• Work order
When copying the listing below, skip every picture and keep each word as it stands.

__________________________________________________

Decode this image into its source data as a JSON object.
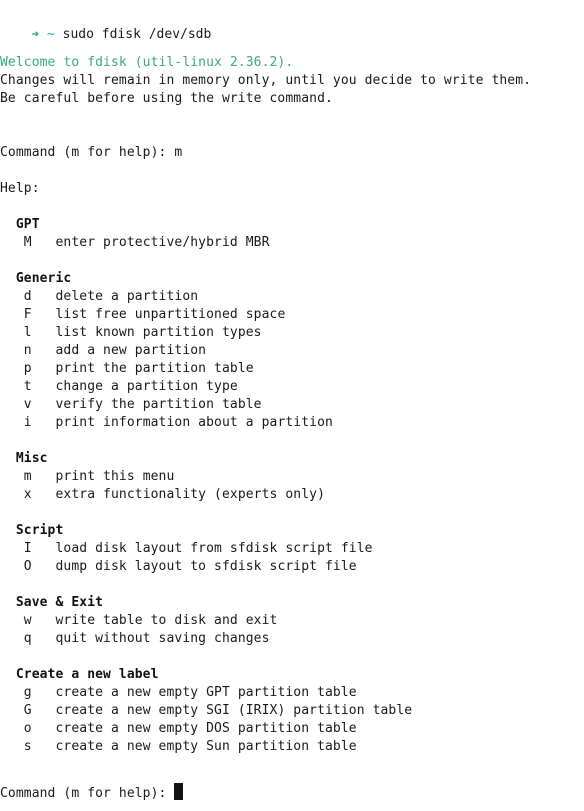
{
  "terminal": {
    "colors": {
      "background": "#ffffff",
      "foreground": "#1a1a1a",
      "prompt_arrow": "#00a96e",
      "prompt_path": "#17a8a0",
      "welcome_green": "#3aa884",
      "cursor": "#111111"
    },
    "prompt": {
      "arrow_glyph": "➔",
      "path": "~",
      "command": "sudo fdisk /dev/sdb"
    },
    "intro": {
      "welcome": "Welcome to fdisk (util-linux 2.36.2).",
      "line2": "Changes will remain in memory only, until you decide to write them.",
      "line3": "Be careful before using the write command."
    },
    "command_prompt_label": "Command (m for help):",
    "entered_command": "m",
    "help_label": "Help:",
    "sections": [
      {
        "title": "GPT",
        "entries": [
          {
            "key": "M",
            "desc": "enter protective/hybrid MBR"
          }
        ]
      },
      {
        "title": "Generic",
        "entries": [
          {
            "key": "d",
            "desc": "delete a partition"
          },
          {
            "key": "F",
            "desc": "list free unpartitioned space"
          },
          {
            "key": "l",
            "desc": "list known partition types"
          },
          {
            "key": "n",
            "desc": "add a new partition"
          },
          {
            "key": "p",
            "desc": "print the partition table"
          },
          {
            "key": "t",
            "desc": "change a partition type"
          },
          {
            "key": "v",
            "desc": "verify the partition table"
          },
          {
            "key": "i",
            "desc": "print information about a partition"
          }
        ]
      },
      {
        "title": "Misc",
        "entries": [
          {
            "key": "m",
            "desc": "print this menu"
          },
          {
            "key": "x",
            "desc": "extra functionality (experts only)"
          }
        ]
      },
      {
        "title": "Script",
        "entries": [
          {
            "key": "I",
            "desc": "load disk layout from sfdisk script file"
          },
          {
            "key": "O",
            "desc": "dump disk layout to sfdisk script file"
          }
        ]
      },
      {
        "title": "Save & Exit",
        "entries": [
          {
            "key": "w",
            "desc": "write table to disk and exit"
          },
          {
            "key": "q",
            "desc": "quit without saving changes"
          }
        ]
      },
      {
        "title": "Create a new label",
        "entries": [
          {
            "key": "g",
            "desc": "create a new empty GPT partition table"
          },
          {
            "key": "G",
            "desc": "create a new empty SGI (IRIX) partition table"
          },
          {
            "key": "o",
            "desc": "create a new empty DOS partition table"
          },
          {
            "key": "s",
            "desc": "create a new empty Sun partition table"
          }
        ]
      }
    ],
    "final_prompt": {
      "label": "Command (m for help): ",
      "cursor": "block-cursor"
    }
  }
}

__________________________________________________

• Written response
Decode this image into its source data as a JSON object.
{
  "terminal": {
    "colors": {
      "background": "#ffffff",
      "foreground": "#1a1a1a",
      "prompt_arrow": "#00a96e",
      "prompt_path": "#17a8a0",
      "welcome_green": "#3aa884",
      "cursor": "#111111"
    },
    "prompt": {
      "arrow_glyph": "➔",
      "path": "~",
      "command": "sudo fdisk /dev/sdb"
    },
    "intro": {
      "welcome": "Welcome to fdisk (util-linux 2.36.2).",
      "line2": "Changes will remain in memory only, until you decide to write them.",
      "line3": "Be careful before using the write command."
    },
    "command_prompt_label": "Command (m for help):",
    "entered_command": "m",
    "help_label": "Help:",
    "sections": [
      {
        "title": "GPT",
        "entries": [
          {
            "key": "M",
            "desc": "enter protective/hybrid MBR"
          }
        ]
      },
      {
        "title": "Generic",
        "entries": [
          {
            "key": "d",
            "desc": "delete a partition"
          },
          {
            "key": "F",
            "desc": "list free unpartitioned space"
          },
          {
            "key": "l",
            "desc": "list known partition types"
          },
          {
            "key": "n",
            "desc": "add a new partition"
          },
          {
            "key": "p",
            "desc": "print the partition table"
          },
          {
            "key": "t",
            "desc": "change a partition type"
          },
          {
            "key": "v",
            "desc": "verify the partition table"
          },
          {
            "key": "i",
            "desc": "print information about a partition"
          }
        ]
      },
      {
        "title": "Misc",
        "entries": [
          {
            "key": "m",
            "desc": "print this menu"
          },
          {
            "key": "x",
            "desc": "extra functionality (experts only)"
          }
        ]
      },
      {
        "title": "Script",
        "entries": [
          {
            "key": "I",
            "desc": "load disk layout from sfdisk script file"
          },
          {
            "key": "O",
            "desc": "dump disk layout to sfdisk script file"
          }
        ]
      },
      {
        "title": "Save & Exit",
        "entries": [
          {
            "key": "w",
            "desc": "write table to disk and exit"
          },
          {
            "key": "q",
            "desc": "quit without saving changes"
          }
        ]
      },
      {
        "title": "Create a new label",
        "entries": [
          {
            "key": "g",
            "desc": "create a new empty GPT partition table"
          },
          {
            "key": "G",
            "desc": "create a new empty SGI (IRIX) partition table"
          },
          {
            "key": "o",
            "desc": "create a new empty DOS partition table"
          },
          {
            "key": "s",
            "desc": "create a new empty Sun partition table"
          }
        ]
      }
    ],
    "final_prompt": {
      "label": "Command (m for help): ",
      "cursor": "block-cursor"
    }
  }
}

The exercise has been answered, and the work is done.